*YOUR GOAL:*
The answer is the full listing below, copied exactly, with its pictures omitted.

*DATASET ENTRIES:*
····················

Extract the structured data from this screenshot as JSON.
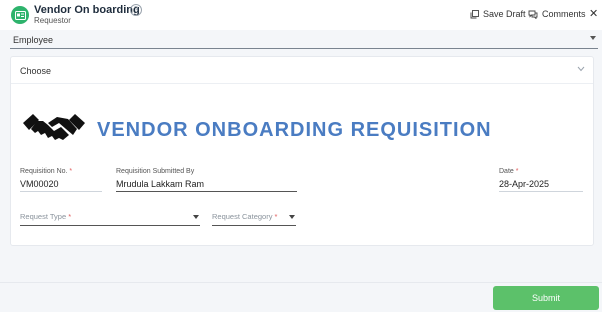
{
  "header": {
    "title": "Vendor On boarding",
    "subtitle": "Requestor",
    "help_icon": "?",
    "save_draft_label": "Save Draft",
    "comments_label": "Comments",
    "close_label": "✕"
  },
  "employee_select": {
    "value": "Employee"
  },
  "choose_select": {
    "value": "Choose"
  },
  "form": {
    "heading": "VENDOR ONBOARDING REQUISITION",
    "requisition_no": {
      "label": "Requisition No.",
      "required": "*",
      "value": "VM00020"
    },
    "submitted_by": {
      "label": "Requisition Submitted By",
      "value": "Mrudula Lakkam Ram"
    },
    "date": {
      "label": "Date",
      "required": "*",
      "value": "28-Apr-2025"
    },
    "request_type": {
      "label": "Request Type",
      "required": "*"
    },
    "request_category": {
      "label": "Request Category",
      "required": "*"
    }
  },
  "footer": {
    "submit_label": "Submit"
  },
  "colors": {
    "accent_green": "#5cc16a",
    "app_icon": "#2db36c",
    "title_blue": "#4a7cc2"
  }
}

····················

*RESPONSE BOX:*
Extract the structured data from this screenshot as JSON.
{
  "header": {
    "title": "Vendor On boarding",
    "subtitle": "Requestor",
    "help_icon": "?",
    "save_draft_label": "Save Draft",
    "comments_label": "Comments",
    "close_label": "✕"
  },
  "employee_select": {
    "value": "Employee"
  },
  "choose_select": {
    "value": "Choose"
  },
  "form": {
    "heading": "VENDOR ONBOARDING REQUISITION",
    "requisition_no": {
      "label": "Requisition No.",
      "required": "*",
      "value": "VM00020"
    },
    "submitted_by": {
      "label": "Requisition Submitted By",
      "value": "Mrudula Lakkam Ram"
    },
    "date": {
      "label": "Date",
      "required": "*",
      "value": "28-Apr-2025"
    },
    "request_type": {
      "label": "Request Type",
      "required": "*"
    },
    "request_category": {
      "label": "Request Category",
      "required": "*"
    }
  },
  "footer": {
    "submit_label": "Submit"
  },
  "colors": {
    "accent_green": "#5cc16a",
    "app_icon": "#2db36c",
    "title_blue": "#4a7cc2"
  }
}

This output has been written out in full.